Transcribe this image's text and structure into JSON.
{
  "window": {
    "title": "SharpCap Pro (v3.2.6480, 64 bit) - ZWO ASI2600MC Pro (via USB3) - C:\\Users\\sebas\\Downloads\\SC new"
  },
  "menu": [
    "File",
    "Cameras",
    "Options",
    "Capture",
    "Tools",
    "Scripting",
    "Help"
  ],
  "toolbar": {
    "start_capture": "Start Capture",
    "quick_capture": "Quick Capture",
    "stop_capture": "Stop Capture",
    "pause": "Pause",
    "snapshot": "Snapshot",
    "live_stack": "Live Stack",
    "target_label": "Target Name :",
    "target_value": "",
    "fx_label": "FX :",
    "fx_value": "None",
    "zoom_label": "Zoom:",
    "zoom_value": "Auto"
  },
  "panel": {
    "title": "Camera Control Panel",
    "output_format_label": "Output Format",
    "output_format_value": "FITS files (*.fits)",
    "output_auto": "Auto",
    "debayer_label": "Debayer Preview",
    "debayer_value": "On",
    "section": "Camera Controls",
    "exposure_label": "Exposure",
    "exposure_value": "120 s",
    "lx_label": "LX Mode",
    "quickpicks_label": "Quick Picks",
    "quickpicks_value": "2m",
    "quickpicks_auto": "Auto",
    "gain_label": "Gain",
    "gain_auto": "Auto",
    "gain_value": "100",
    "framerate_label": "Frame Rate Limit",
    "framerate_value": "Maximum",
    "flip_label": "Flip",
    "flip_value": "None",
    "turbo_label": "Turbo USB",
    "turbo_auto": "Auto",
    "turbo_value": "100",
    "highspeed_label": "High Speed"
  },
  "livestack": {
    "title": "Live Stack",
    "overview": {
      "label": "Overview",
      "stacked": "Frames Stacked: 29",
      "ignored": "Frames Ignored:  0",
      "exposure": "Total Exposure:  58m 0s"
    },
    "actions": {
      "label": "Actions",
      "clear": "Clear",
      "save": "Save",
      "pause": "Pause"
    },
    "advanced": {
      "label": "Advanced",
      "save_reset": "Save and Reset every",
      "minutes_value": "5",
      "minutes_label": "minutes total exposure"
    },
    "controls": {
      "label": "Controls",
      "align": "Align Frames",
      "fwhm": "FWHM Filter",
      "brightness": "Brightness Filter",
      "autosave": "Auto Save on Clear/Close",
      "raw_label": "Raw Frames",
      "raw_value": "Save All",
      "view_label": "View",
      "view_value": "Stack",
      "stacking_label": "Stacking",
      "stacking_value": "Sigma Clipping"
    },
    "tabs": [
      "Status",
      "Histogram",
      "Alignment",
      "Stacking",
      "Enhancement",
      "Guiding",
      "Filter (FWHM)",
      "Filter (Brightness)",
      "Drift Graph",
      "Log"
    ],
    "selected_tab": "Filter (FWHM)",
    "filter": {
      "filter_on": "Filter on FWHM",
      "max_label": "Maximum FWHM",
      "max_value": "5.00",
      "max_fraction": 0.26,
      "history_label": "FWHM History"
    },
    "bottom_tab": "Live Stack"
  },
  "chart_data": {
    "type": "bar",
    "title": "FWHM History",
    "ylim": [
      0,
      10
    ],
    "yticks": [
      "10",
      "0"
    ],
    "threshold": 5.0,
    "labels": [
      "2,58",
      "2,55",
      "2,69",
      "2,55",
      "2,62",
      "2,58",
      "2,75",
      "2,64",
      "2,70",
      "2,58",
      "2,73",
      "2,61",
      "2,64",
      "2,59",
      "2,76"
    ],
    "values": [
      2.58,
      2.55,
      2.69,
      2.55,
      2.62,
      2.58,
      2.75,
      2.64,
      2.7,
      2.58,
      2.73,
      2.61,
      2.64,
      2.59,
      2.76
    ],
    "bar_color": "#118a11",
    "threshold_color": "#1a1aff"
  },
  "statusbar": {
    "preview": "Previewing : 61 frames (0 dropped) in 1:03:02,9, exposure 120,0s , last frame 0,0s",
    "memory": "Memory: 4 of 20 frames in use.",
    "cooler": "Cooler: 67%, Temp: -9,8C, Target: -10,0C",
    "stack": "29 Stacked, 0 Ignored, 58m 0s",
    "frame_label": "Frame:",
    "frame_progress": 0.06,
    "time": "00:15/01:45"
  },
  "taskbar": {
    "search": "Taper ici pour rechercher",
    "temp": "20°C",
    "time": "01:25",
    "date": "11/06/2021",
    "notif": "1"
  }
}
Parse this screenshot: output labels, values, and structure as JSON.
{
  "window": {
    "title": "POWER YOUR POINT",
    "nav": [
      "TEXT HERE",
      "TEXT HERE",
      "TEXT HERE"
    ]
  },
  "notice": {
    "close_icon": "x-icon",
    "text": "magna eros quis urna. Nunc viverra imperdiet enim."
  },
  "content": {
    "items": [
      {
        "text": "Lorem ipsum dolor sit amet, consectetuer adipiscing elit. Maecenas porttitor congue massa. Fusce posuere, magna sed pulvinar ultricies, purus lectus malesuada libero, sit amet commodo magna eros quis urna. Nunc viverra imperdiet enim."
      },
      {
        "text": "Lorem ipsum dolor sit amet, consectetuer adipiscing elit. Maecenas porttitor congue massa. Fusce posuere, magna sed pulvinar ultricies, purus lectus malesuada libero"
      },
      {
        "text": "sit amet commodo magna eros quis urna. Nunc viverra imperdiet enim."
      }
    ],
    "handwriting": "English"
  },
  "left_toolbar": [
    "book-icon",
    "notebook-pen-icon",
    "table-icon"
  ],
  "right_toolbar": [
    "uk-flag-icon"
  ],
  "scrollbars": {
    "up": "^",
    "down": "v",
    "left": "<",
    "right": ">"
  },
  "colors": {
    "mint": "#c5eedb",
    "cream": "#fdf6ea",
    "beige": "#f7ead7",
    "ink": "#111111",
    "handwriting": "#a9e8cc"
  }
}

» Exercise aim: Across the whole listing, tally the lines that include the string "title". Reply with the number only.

» Your solution: 5